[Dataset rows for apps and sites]
▽

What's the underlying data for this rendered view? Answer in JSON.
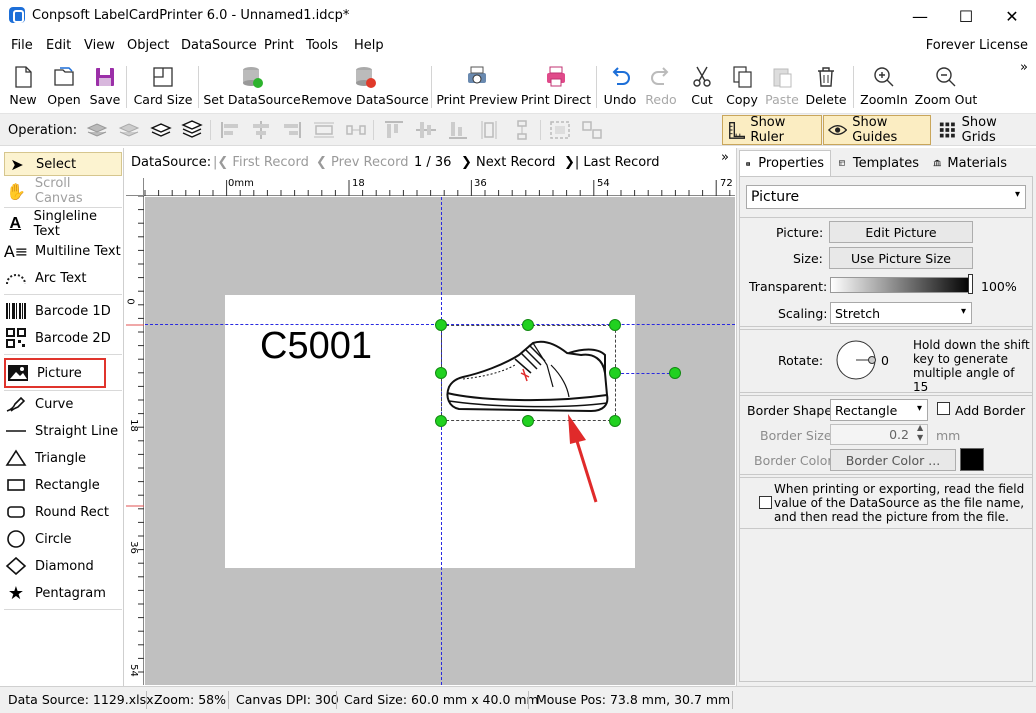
{
  "window": {
    "title": "Conpsoft LabelCardPrinter 6.0 - Unnamed1.idcp*",
    "minimize": "—",
    "maximize": "☐",
    "close": "✕"
  },
  "menu": {
    "items": [
      "File",
      "Edit",
      "View",
      "Object",
      "DataSource",
      "Print",
      "Tools",
      "Help"
    ],
    "license": "Forever License"
  },
  "toolbar": {
    "new": "New",
    "open": "Open",
    "save": "Save",
    "card_size": "Card Size",
    "set_datasource": "Set DataSource",
    "remove_datasource": "Remove DataSource",
    "print_preview": "Print Preview",
    "print_direct": "Print Direct",
    "undo": "Undo",
    "redo": "Redo",
    "cut": "Cut",
    "copy": "Copy",
    "paste": "Paste",
    "delete": "Delete",
    "zoom_in": "ZoomIn",
    "zoom_out": "Zoom Out",
    "overflow": "»"
  },
  "operation": {
    "label": "Operation:",
    "show_ruler": "Show Ruler",
    "show_guides": "Show Guides",
    "show_grids": "Show Grids"
  },
  "tools": {
    "select": "Select",
    "scroll_canvas": "Scroll Canvas",
    "singleline_text": "Singleline Text",
    "multiline_text": "Multiline Text",
    "arc_text": "Arc Text",
    "barcode_1d": "Barcode 1D",
    "barcode_2d": "Barcode 2D",
    "picture": "Picture",
    "curve": "Curve",
    "straight_line": "Straight Line",
    "triangle": "Triangle",
    "rectangle": "Rectangle",
    "round_rect": "Round Rect",
    "circle": "Circle",
    "diamond": "Diamond",
    "pentagram": "Pentagram"
  },
  "datasource_bar": {
    "label": "DataSource:",
    "first": "First Record",
    "prev": "Prev Record",
    "position": "1 / 36",
    "next": "Next Record",
    "last": "Last Record",
    "overflow": "»"
  },
  "ruler": {
    "h_ticks": [
      "0mm",
      "18",
      "36",
      "54",
      "72"
    ],
    "v_ticks": [
      "0",
      "18",
      "36",
      "54"
    ]
  },
  "card": {
    "text": "C5001"
  },
  "panel": {
    "tabs": [
      "Properties",
      "Templates",
      "Materials"
    ],
    "object_type": "Picture",
    "picture_label": "Picture:",
    "edit_picture": "Edit Picture",
    "size_label": "Size:",
    "use_picture_size": "Use Picture Size",
    "transparent_label": "Transparent:",
    "transparent_value": "100%",
    "scaling_label": "Scaling:",
    "scaling_value": "Stretch",
    "rotate_label": "Rotate:",
    "rotate_value": "0",
    "rotate_hint": "Hold down the shift key to generate multiple angle of 15",
    "border_shape_label": "Border Shape:",
    "border_shape_value": "Rectangle",
    "add_border": "Add Border",
    "border_size_label": "Border Size:",
    "border_size_value": "0.2",
    "border_size_unit": "mm",
    "border_color_label": "Border Color:",
    "border_color_button": "Border Color ...",
    "border_color": "#000000",
    "datasource_note": "When printing or exporting, read the field value of the DataSource as the file name, and then read the picture from the file."
  },
  "status": {
    "datasource": "Data Source: 1129.xlsx",
    "zoom": "Zoom: 58%",
    "dpi": "Canvas DPI: 300",
    "card_size": "Card Size: 60.0 mm x 40.0 mm",
    "mouse": "Mouse Pos: 73.8 mm, 30.7 mm"
  },
  "colors": {
    "accent": "#1d6fd8",
    "selection_handle": "#21d120",
    "guide": "#2a2ae0",
    "highlight_box": "#e0342c",
    "arrow": "#e02a2a"
  }
}
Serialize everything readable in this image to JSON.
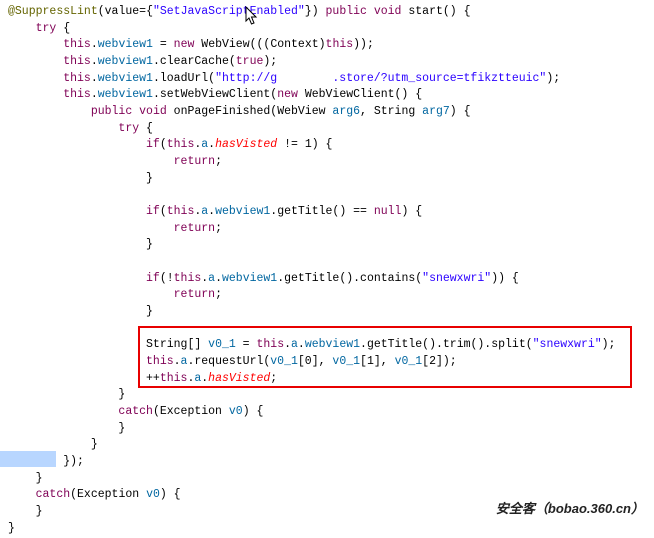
{
  "annotation": {
    "at": "@",
    "name": "SuppressLint",
    "valueKey": "value=",
    "valueStr": "\"SetJavaScriptEnabled\""
  },
  "kw": {
    "public": "public",
    "void": "void",
    "try": "try",
    "catch": "catch",
    "this": "this",
    "new": "new",
    "null": "null",
    "return": "return",
    "trueLit": "true",
    "if": "if",
    "Exception": "Exception"
  },
  "id": {
    "start": "start",
    "webview1": "webview1",
    "a": "a",
    "WebView": "WebView",
    "Context": "Context",
    "clearCache": "clearCache",
    "loadUrl": "loadUrl",
    "setWebViewClient": "setWebViewClient",
    "WebViewClient": "WebViewClient",
    "onPageFinished": "onPageFinished",
    "String": "String",
    "arg6": "arg6",
    "arg7": "arg7",
    "hasVisited": "hasVisted",
    "getTitle": "getTitle",
    "contains": "contains",
    "trim": "trim",
    "split": "split",
    "requestUrl": "requestUrl",
    "v0_1": "v0_1",
    "v0": "v0"
  },
  "str": {
    "url": "\"http://g        .store/?utm_source=tfikztteuic\"",
    "snewxwri": "\"snewxwri\""
  },
  "num": {
    "one": "1",
    "zero": "0",
    "two": "2"
  },
  "watermark": "安全客（bobao.360.cn）"
}
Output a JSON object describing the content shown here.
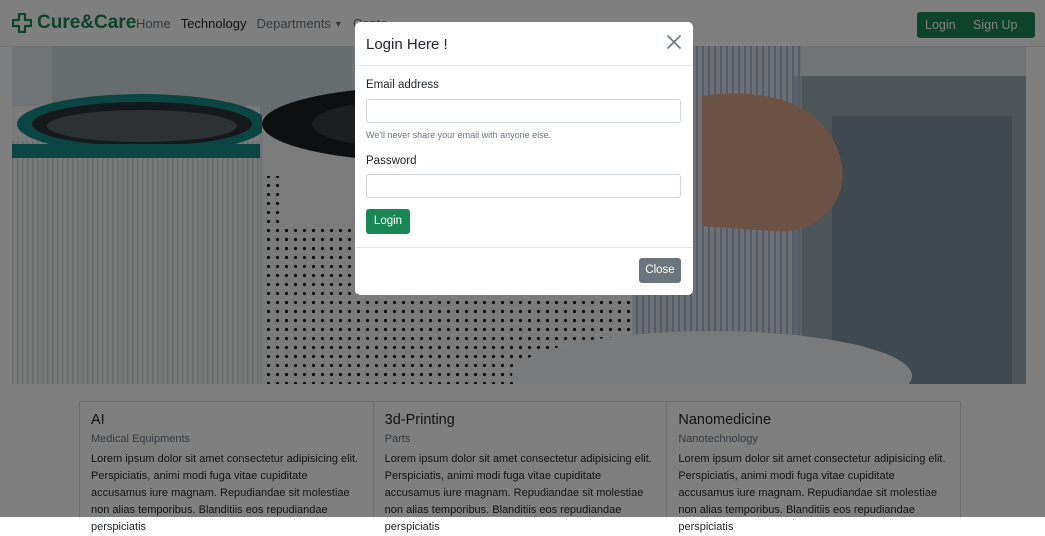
{
  "brand": {
    "name": "Cure&Care",
    "icon": "medical-cross-icon"
  },
  "nav": {
    "links": [
      {
        "label": "Home"
      },
      {
        "label": "Technology"
      },
      {
        "label": "Departments"
      },
      {
        "label": "Conta"
      }
    ],
    "login_label": "Login",
    "signup_label": "Sign Up"
  },
  "cards": [
    {
      "title": "AI",
      "subtitle": "Medical Equipments",
      "text": "Lorem ipsum dolor sit amet consectetur adipisicing elit. Perspiciatis, animi modi fuga vitae cupiditate accusamus iure magnam. Repudiandae sit molestiae non alias temporibus. Blanditiis eos repudiandae perspiciatis"
    },
    {
      "title": "3d-Printing",
      "subtitle": "Parts",
      "text": "Lorem ipsum dolor sit amet consectetur adipisicing elit. Perspiciatis, animi modi fuga vitae cupiditate accusamus iure magnam. Repudiandae sit molestiae non alias temporibus. Blanditiis eos repudiandae perspiciatis"
    },
    {
      "title": "Nanomedicine",
      "subtitle": "Nanotechnology",
      "text": "Lorem ipsum dolor sit amet consectetur adipisicing elit. Perspiciatis, animi modi fuga vitae cupiditate accusamus iure magnam. Repudiandae sit molestiae non alias temporibus. Blanditiis eos repudiandae perspiciatis"
    }
  ],
  "modal": {
    "title": "Login Here !",
    "email_label": "Email address",
    "email_value": "",
    "email_help": "We'll never share your email with anyone else.",
    "password_label": "Password",
    "password_value": "",
    "login_label": "Login",
    "close_label": "Close"
  },
  "colors": {
    "brand_green": "#198754",
    "secondary_gray": "#6c757d",
    "backdrop": "rgba(0,0,0,0.5)"
  }
}
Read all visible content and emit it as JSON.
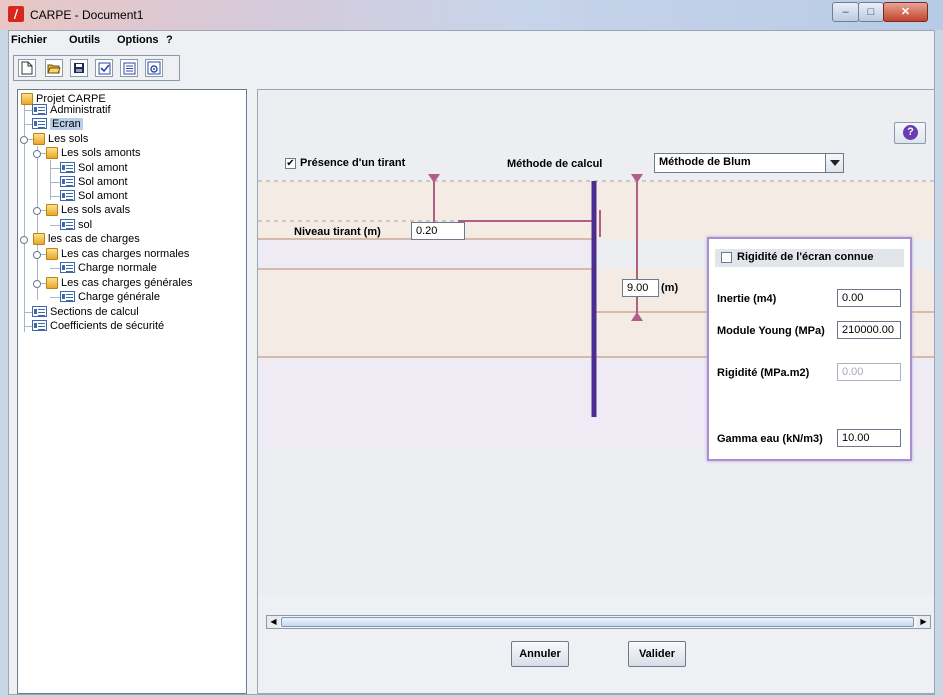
{
  "window": {
    "title": "CARPE - Document1",
    "app_icon": "carpe-logo-icon"
  },
  "menu": {
    "items": [
      "Fichier",
      "Outils",
      "Options",
      "?"
    ]
  },
  "toolbar": {
    "icons": [
      "new-document-icon",
      "open-folder-icon",
      "save-icon",
      "check-icon",
      "list-icon",
      "settings-icon"
    ]
  },
  "tree": {
    "nodes": [
      {
        "label": "Projet CARPE"
      },
      {
        "label": "Administratif"
      },
      {
        "label": "Ecran"
      },
      {
        "label": "Les sols"
      },
      {
        "label": "Les sols amonts"
      },
      {
        "label": "Sol amont"
      },
      {
        "label": "Sol amont"
      },
      {
        "label": "Sol amont"
      },
      {
        "label": "Les sols avals"
      },
      {
        "label": "sol"
      },
      {
        "label": "les cas de charges"
      },
      {
        "label": "Les cas charges normales"
      },
      {
        "label": "Charge normale"
      },
      {
        "label": "Les cas charges générales"
      },
      {
        "label": "Charge générale"
      },
      {
        "label": "Sections de calcul"
      },
      {
        "label": "Coefficients de sécurité"
      }
    ]
  },
  "form": {
    "tirant_label": "Présence d'un tirant",
    "tirant_checked": true,
    "check_mark": "✔",
    "method_label": "Méthode de calcul",
    "method_value": "Méthode de Blum",
    "niveau_label": "Niveau tirant (m)",
    "niveau_value": "0.20",
    "height_value": "9.00",
    "height_unit": "(m)"
  },
  "stiffness": {
    "header_label": "Rigidité de l'écran connue",
    "header_checked": false,
    "inertie_label": "Inertie (m4)",
    "inertie_value": "0.00",
    "young_label": "Module Young (MPa)",
    "young_value": "210000.00",
    "rigidite_label": "Rigidité (MPa.m2)",
    "rigidite_value": "0.00",
    "gamma_label": "Gamma eau (kN/m3)",
    "gamma_value": "10.00"
  },
  "buttons": {
    "cancel": "Annuler",
    "validate": "Valider"
  },
  "colors": {
    "soil_upper": "#f3ebe4",
    "soil_lower": "#efebf5",
    "layer_line": "#b98a6a",
    "wall": "#4b2d92",
    "marker": "#b25f85",
    "dialog_border": "#a78fd2"
  }
}
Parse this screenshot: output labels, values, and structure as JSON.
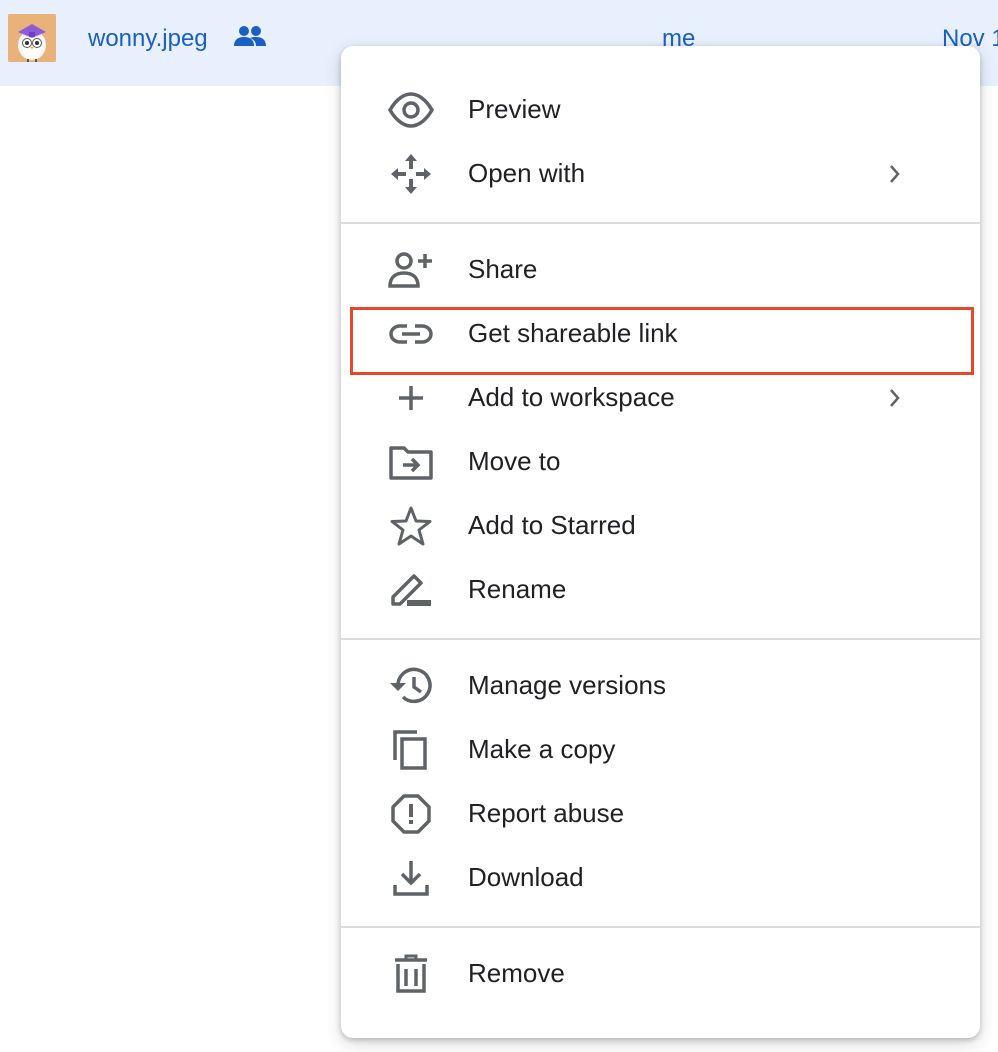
{
  "file_row": {
    "thumbnail_icon": "owl-thumbnail-icon",
    "file_name": "wonny.jpeg",
    "shared_icon": "people-icon",
    "owner": "me",
    "modified": "Nov 1"
  },
  "menu": {
    "items": [
      {
        "label": "Preview",
        "icon": "eye-icon",
        "has_submenu": false
      },
      {
        "label": "Open with",
        "icon": "move-arrows-icon",
        "has_submenu": true
      },
      {
        "label": "Share",
        "icon": "person-add-icon",
        "has_submenu": false
      },
      {
        "label": "Get shareable link",
        "icon": "link-icon",
        "has_submenu": false
      },
      {
        "label": "Add to workspace",
        "icon": "plus-icon",
        "has_submenu": true
      },
      {
        "label": "Move to",
        "icon": "folder-move-icon",
        "has_submenu": false
      },
      {
        "label": "Add to Starred",
        "icon": "star-icon",
        "has_submenu": false
      },
      {
        "label": "Rename",
        "icon": "pencil-icon",
        "has_submenu": false
      },
      {
        "label": "Manage versions",
        "icon": "history-icon",
        "has_submenu": false
      },
      {
        "label": "Make a copy",
        "icon": "copy-icon",
        "has_submenu": false
      },
      {
        "label": "Report abuse",
        "icon": "report-icon",
        "has_submenu": false
      },
      {
        "label": "Download",
        "icon": "download-icon",
        "has_submenu": false
      },
      {
        "label": "Remove",
        "icon": "trash-icon",
        "has_submenu": false
      }
    ],
    "highlighted_item": "Get shareable link"
  },
  "colors": {
    "row_background": "#e8f0fe",
    "link_blue": "#1a5fc4",
    "icon_gray": "#5f6368",
    "highlight_red": "#e8472b"
  }
}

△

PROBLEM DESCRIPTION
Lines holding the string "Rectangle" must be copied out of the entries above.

ANSWER SECTION
    "rectangle": "Rectangle",
    "border_shape_value": "Rectangle",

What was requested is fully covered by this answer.